The ban on emissions of ozone-depleting substances under the Montreal Protocol led to a detectable slow-down in climate warming since the 1990s, concludes an article published online this week in Nature Geoscience. The findings help to link human actions over the past century with changes in the rate of warming, using a statistical method independent of global climate models.
Francisco Estrada and colleagues identified changes in the rate of warming and in the rate of increase in the concentrations of greenhouse gases in the atmosphere between 1880 and 2010, using statistical analyses. Because these changes coincide, they conclude that changes in the warming rate can be attributed to specific human actions that affected greenhouse gas concentrations.
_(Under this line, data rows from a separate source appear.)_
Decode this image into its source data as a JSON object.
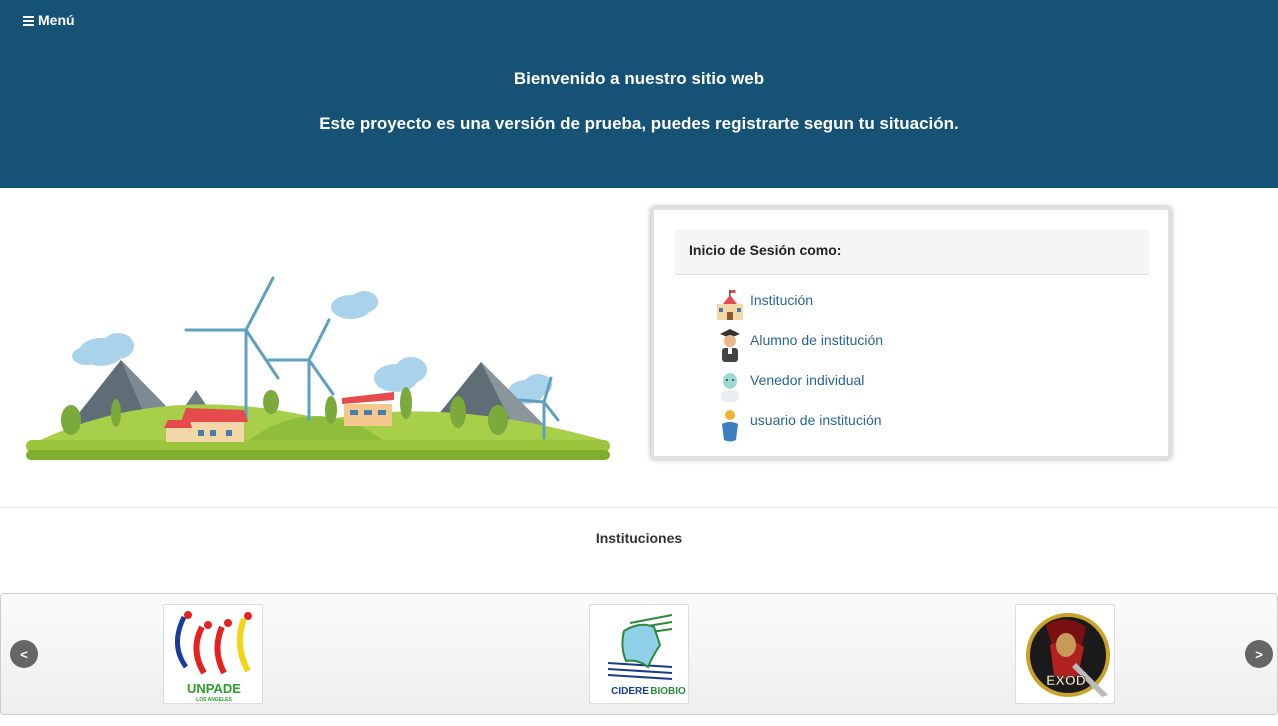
{
  "header": {
    "menu_label": "Menú",
    "title": "Bienvenido a nuestro sitio web",
    "subtitle": "Este proyecto es una versión de prueba, puedes registrarte segun tu situación."
  },
  "login": {
    "heading": "Inicio de Sesión como:",
    "options": [
      {
        "label": "Institución",
        "icon": "school-building-icon"
      },
      {
        "label": "Alumno de institución",
        "icon": "graduate-student-icon"
      },
      {
        "label": "Venedor individual",
        "icon": "vendor-person-icon"
      },
      {
        "label": "usuario de institución",
        "icon": "user-icon"
      }
    ]
  },
  "institutions": {
    "title": "Instituciones",
    "prev_label": "<",
    "next_label": ">",
    "logos": [
      {
        "name": "unpade-logo",
        "text": "UNPADE",
        "subtext": "LOS ANGELES"
      },
      {
        "name": "cidere-biobio-logo",
        "text_a": "CIDERE",
        "text_b": "BIOBIO"
      },
      {
        "name": "exod-logo",
        "text": "EXOD"
      }
    ]
  },
  "colors": {
    "header_bg": "#155275",
    "link": "#2a6496",
    "grass": "#9bc53d"
  }
}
The findings point to a slow-down in warming during the two world wars and the Great Depression, when emissions were reduced in response to economic downturns. The authors also highlight a slow-down in the 1990s in response to the Montreal Protocol, which initiated the phasing out of CFCs — substances that not only harm the ozone layer but are also potent greenhouse gases. The analysis further reveals a pronounced rise in both temperature and greenhouse gas concentrations in the 1960s, which marks the onset of sustained global warming.
In an accompanying News and Views article, Felix Pretis and Myles Allen note that the study suggests “that past changes in the rate of warming can be directly attributed to human influences, from economic downturns to the regulations of the Montreal Protocol.”